Tuesday, 21 October 2014
Last updated 1 hour ago
Apr 2 2013 | 10:30am ET
Has all the sound and fury surrounding Herbalife signified nothing, save profits all around?
To listen to the primary hedge fund antagonists in the matter, Pershing Square Capital Management founder William Ackman and Carl Icahn, the battle over the nutritional supplements company is a zero-sum game: Ackman says Herbalife is a pyramid scheme whose stock will eventually prove worthless. Icahn says it’s a great opportunity, presenting another opportunity, that to destroy Ackman.
But, owing to their different points of entry into the Herbalife fray, both men—and Third Point's Daniel Loeb, who bet with Icahn on the long side without any of the animus that animates the elder investor—are sitting on gains.
Ackman, who announced his $1 billion short in December, sending Herbalife shares into a tailspin, remains up more than $200 million on paper. Loeb, who sent the stock to something of a rebound when he announced his disagreement with Ackman, made between $50 million and $200 million, The Wall Street Journal reports. Loeb has since sold most of his Herbalife shares.
Icahn, who says he is working with Herbalife on its business model, has turned an approximately $25 million unrealized profit, according to the Journal.
Sep 22 2014 | 4:15pm ET
"I tell people that everybody likes good news and so if you have good performance that’s wonderful,” explains Mike McKitish of Peddie School's endowment, “but it’s the people that want to talk about the bad news or where they drifted and how they came back and how they stayed to their discipline…” that he wants to hear from. Read more…
Sep 30 2014 | 9:29am ET
The crisp Autumnal days of October are upon us, and so are a few of the hedge fund industry’s favorite charitable events. If you have never been to Rocktoberfest, well, you are missing out. And for a quieter evening of sipping and socializing, stop by HFC’s Wine Soiree. Read more…

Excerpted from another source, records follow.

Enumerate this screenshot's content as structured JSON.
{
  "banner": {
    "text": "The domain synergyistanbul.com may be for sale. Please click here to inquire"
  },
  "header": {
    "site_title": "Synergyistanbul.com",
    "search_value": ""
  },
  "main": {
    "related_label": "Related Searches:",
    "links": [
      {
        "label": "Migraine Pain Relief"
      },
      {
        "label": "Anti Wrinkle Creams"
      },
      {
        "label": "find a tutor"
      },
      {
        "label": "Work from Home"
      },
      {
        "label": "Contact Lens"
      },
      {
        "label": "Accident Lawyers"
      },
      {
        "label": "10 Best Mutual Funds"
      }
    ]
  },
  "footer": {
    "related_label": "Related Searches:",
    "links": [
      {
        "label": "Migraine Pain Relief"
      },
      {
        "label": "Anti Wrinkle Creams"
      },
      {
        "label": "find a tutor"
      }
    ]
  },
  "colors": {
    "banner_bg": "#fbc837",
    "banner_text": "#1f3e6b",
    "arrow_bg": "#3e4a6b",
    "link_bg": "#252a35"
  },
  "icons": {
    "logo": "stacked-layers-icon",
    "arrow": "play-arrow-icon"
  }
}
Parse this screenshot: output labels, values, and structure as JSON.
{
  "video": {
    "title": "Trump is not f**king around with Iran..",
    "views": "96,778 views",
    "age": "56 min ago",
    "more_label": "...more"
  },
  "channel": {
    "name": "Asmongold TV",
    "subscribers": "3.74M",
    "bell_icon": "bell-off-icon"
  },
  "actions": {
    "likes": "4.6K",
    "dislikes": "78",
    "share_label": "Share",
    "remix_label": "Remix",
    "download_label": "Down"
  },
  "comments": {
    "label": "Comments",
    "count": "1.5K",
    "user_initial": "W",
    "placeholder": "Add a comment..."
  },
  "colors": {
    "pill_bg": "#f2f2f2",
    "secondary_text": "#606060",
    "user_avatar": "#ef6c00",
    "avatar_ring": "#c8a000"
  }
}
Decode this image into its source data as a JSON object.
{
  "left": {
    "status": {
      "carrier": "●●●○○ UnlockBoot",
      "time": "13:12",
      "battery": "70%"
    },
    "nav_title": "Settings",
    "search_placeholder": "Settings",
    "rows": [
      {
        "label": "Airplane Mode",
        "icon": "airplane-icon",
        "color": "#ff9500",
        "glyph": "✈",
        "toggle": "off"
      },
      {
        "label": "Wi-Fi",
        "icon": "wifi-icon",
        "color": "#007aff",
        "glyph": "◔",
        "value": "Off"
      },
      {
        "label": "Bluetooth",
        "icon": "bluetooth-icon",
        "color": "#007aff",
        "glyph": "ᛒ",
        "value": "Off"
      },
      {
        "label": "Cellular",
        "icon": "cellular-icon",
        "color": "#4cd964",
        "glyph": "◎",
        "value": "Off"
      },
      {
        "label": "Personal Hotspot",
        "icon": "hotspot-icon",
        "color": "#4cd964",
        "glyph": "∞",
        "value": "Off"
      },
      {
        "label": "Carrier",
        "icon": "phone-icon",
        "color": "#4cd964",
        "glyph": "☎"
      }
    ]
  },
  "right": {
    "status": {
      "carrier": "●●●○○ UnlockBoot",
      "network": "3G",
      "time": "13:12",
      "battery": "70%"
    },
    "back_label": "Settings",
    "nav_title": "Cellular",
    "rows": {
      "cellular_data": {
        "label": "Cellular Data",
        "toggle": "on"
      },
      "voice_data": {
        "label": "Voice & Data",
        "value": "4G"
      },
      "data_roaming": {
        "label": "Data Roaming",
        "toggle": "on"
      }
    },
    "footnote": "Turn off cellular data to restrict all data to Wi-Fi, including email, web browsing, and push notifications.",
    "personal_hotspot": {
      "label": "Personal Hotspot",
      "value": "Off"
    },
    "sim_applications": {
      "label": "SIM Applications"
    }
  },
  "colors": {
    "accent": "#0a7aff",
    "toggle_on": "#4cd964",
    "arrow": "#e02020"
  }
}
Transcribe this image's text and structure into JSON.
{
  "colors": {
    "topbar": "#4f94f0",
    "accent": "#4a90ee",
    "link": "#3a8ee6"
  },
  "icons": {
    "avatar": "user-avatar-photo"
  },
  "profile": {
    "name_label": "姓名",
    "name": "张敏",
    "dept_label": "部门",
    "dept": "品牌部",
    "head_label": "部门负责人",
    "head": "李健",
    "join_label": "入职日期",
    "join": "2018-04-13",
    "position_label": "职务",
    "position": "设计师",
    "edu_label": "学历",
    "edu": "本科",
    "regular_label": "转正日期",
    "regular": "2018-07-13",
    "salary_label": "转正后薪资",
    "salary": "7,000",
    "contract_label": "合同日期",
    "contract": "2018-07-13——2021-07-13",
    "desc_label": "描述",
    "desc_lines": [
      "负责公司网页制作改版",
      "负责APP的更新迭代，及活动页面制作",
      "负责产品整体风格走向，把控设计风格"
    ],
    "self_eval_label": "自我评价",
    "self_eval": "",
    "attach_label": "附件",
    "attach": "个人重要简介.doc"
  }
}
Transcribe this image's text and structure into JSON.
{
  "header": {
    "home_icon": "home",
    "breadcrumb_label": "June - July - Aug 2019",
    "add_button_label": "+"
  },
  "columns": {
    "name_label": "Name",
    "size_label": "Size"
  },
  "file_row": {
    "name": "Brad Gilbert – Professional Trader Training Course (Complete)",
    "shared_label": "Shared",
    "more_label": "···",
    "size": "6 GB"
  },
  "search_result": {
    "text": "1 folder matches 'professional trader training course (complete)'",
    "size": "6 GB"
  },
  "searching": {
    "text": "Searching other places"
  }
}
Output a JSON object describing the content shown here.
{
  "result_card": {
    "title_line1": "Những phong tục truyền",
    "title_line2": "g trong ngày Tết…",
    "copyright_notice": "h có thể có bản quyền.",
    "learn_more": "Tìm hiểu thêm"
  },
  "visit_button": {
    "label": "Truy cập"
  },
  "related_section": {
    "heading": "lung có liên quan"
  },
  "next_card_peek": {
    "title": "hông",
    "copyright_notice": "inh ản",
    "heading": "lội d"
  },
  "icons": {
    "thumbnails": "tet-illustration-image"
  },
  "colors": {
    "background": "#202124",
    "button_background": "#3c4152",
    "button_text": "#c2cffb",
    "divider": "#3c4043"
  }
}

Most traders agree that proper risk management is the key to successful trading. However, many traders depend on the deeply flawed measure of standard deviation as a benchmark of risk. Here we put it ...